+++ GIVEN ENTRIES +++

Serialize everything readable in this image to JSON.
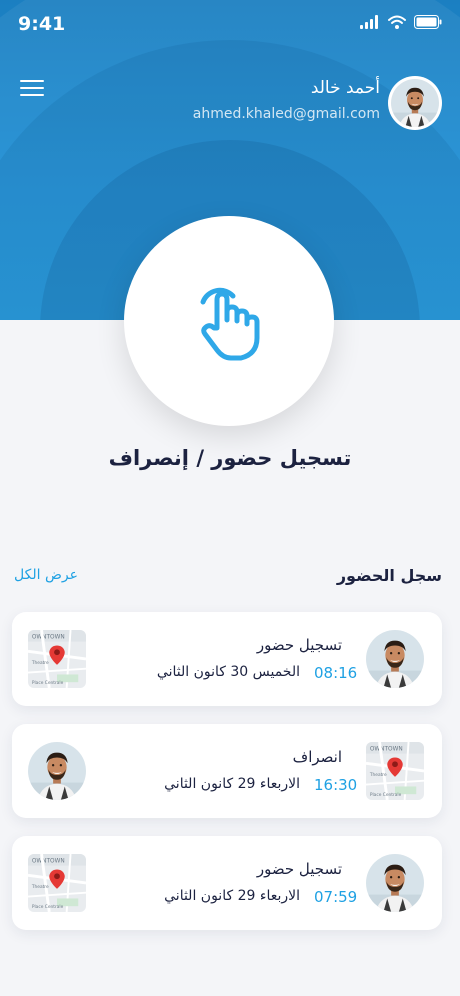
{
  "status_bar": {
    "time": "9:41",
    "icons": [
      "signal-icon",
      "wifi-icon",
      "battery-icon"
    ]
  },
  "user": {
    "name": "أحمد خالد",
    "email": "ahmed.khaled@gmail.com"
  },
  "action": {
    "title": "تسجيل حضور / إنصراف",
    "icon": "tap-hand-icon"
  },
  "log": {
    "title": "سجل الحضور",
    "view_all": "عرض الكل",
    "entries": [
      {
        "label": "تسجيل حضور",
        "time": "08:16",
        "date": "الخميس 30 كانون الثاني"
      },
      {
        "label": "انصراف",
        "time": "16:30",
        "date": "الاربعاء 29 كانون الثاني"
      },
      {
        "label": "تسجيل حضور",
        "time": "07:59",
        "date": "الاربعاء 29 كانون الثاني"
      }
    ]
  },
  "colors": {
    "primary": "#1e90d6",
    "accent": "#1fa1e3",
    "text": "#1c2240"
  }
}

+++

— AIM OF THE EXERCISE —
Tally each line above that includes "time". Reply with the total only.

— PROBLEM SOLUTION —
4